Something I’ve found effective is to always carry bookmarks with me when I visit a bookstore. But I don’t leave them at the front desk–they are rarely picked up by people actually interested in your book (I was an assistant manager of a bookstore for a while and while some bookmarks were seriously looked at, most were taken–sometimes in multiples–by people who just wanted a place marker and would never dream of reading your genre let alone your book.) Here is the strategy I started using in my store when book marks came in, and that I now use with my own books: Instead of having the books waste away on the counter, ask if you can stuff the bookmarks in books. But don’t just stuff them in your own books, stuff them in the newest books by the authors in the “If you like” category. The reader who buys that book gets a free bookmark and, as your target audience, will likely pay at least a moments attention to the bookmark and possibly pick up the book the next time they are at the store.

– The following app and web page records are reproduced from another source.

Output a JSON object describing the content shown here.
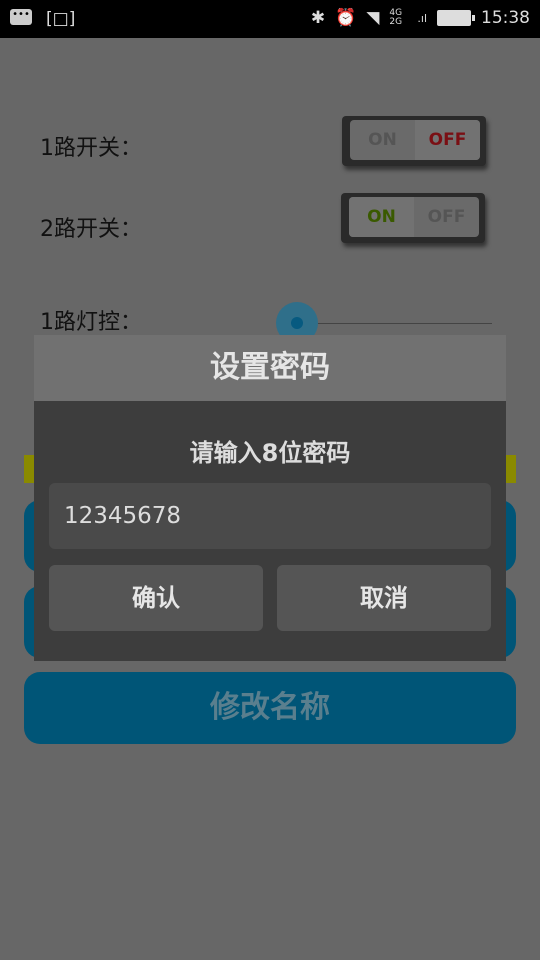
{
  "status_bar": {
    "time": "15:38",
    "network": "4G 2G"
  },
  "rows": [
    {
      "label": "1路开关："
    },
    {
      "label": "2路开关："
    },
    {
      "label": "1路灯控："
    }
  ],
  "toggle1": {
    "on": "ON",
    "off": "OFF",
    "state": "off"
  },
  "toggle2": {
    "on": "ON",
    "off": "OFF",
    "state": "on"
  },
  "slider": {
    "value": 0
  },
  "buttons": {
    "rename": "修改名称"
  },
  "dialog": {
    "title": "设置密码",
    "message": "请输入8位密码",
    "input_value": "12345678",
    "confirm": "确认",
    "cancel": "取消"
  },
  "colors": {
    "on_green": "#3a5a00",
    "off_red": "#7a0f14",
    "accent_blue": "#005577"
  }
}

Another way to garner readers through cross-promotion is to review books in your genre on amazon and B&N (but only if you’ve honestly read the book and truly LOVE it). Make the review thoughtful and informative to those who read it. Then sign it with your name and website. If your review was truly interesting, some people might check out who you are. (Note* authors writing reviews is a very controversial subject–particularly when it comes to bad reviews. I personally make a point not to review anything publicly, but I know other authors who’ve used this method of cross-promotion quite successfully.)
There are lots of ways to promote and cross-promote your novel and this is by far not an exhaustive list. What are some methods you’ve either used yourself in the past, or that you’ve seen that convinced you to try a book? And, a question I always love to ask: How do YOU discover new authors and what convinces you to try a book by an author you’ve never read before?
Okay, shutting up now and hitting post because this is late enough. Happy Thursday everyone!